Recorded data

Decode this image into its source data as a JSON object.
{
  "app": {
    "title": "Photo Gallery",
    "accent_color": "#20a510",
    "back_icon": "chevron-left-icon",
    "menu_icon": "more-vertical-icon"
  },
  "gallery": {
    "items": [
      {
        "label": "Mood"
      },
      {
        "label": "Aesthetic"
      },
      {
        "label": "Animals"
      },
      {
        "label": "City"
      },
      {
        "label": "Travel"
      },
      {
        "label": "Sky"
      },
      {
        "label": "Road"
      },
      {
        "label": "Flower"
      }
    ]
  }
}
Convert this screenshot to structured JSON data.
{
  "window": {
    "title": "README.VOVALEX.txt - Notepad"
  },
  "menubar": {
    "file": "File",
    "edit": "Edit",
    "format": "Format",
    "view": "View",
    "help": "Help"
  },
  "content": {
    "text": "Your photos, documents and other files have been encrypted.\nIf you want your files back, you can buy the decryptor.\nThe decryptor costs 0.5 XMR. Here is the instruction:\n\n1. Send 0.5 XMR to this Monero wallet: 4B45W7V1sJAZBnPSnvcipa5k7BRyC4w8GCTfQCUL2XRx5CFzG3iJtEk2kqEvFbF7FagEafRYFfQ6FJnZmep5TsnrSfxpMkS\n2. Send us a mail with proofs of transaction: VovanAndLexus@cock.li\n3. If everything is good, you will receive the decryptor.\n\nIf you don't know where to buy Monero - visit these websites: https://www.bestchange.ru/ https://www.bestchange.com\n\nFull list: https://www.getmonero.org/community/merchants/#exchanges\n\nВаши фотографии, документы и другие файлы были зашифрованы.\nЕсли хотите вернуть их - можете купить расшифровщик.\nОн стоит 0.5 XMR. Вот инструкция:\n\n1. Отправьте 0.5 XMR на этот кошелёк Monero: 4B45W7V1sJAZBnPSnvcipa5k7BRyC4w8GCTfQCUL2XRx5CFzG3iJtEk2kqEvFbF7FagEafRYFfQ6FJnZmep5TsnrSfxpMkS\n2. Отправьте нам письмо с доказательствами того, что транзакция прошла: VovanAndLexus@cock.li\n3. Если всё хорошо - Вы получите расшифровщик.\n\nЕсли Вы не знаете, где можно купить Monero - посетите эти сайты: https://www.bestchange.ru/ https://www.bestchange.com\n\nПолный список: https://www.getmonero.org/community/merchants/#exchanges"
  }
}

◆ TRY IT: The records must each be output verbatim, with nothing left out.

◆ WRITTEN ANSWER:
Decode this image into its source data as a JSON object.
{
  "app": {
    "title": "Photo Gallery",
    "accent_color": "#20a510",
    "back_icon": "chevron-left-icon",
    "menu_icon": "more-vertical-icon"
  },
  "gallery": {
    "items": [
      {
        "label": "Mood"
      },
      {
        "label": "Aesthetic"
      },
      {
        "label": "Animals"
      },
      {
        "label": "City"
      },
      {
        "label": "Travel"
      },
      {
        "label": "Sky"
      },
      {
        "label": "Road"
      },
      {
        "label": "Flower"
      }
    ]
  }
}
Convert this screenshot to structured JSON data.
{
  "window": {
    "title": "README.VOVALEX.txt - Notepad"
  },
  "menubar": {
    "file": "File",
    "edit": "Edit",
    "format": "Format",
    "view": "View",
    "help": "Help"
  },
  "content": {
    "text": "Your photos, documents and other files have been encrypted.\nIf you want your files back, you can buy the decryptor.\nThe decryptor costs 0.5 XMR. Here is the instruction:\n\n1. Send 0.5 XMR to this Monero wallet: 4B45W7V1sJAZBnPSnvcipa5k7BRyC4w8GCTfQCUL2XRx5CFzG3iJtEk2kqEvFbF7FagEafRYFfQ6FJnZmep5TsnrSfxpMkS\n2. Send us a mail with proofs of transaction: VovanAndLexus@cock.li\n3. If everything is good, you will receive the decryptor.\n\nIf you don't know where to buy Monero - visit these websites: https://www.bestchange.ru/ https://www.bestchange.com\n\nFull list: https://www.getmonero.org/community/merchants/#exchanges\n\nВаши фотографии, документы и другие файлы были зашифрованы.\nЕсли хотите вернуть их - можете купить расшифровщик.\nОн стоит 0.5 XMR. Вот инструкция:\n\n1. Отправьте 0.5 XMR на этот кошелёк Monero: 4B45W7V1sJAZBnPSnvcipa5k7BRyC4w8GCTfQCUL2XRx5CFzG3iJtEk2kqEvFbF7FagEafRYFfQ6FJnZmep5TsnrSfxpMkS\n2. Отправьте нам письмо с доказательствами того, что транзакция прошла: VovanAndLexus@cock.li\n3. Если всё хорошо - Вы получите расшифровщик.\n\nЕсли Вы не знаете, где можно купить Monero - посетите эти сайты: https://www.bestchange.ru/ https://www.bestchange.com\n\nПолный список: https://www.getmonero.org/community/merchants/#exchanges"
  }
}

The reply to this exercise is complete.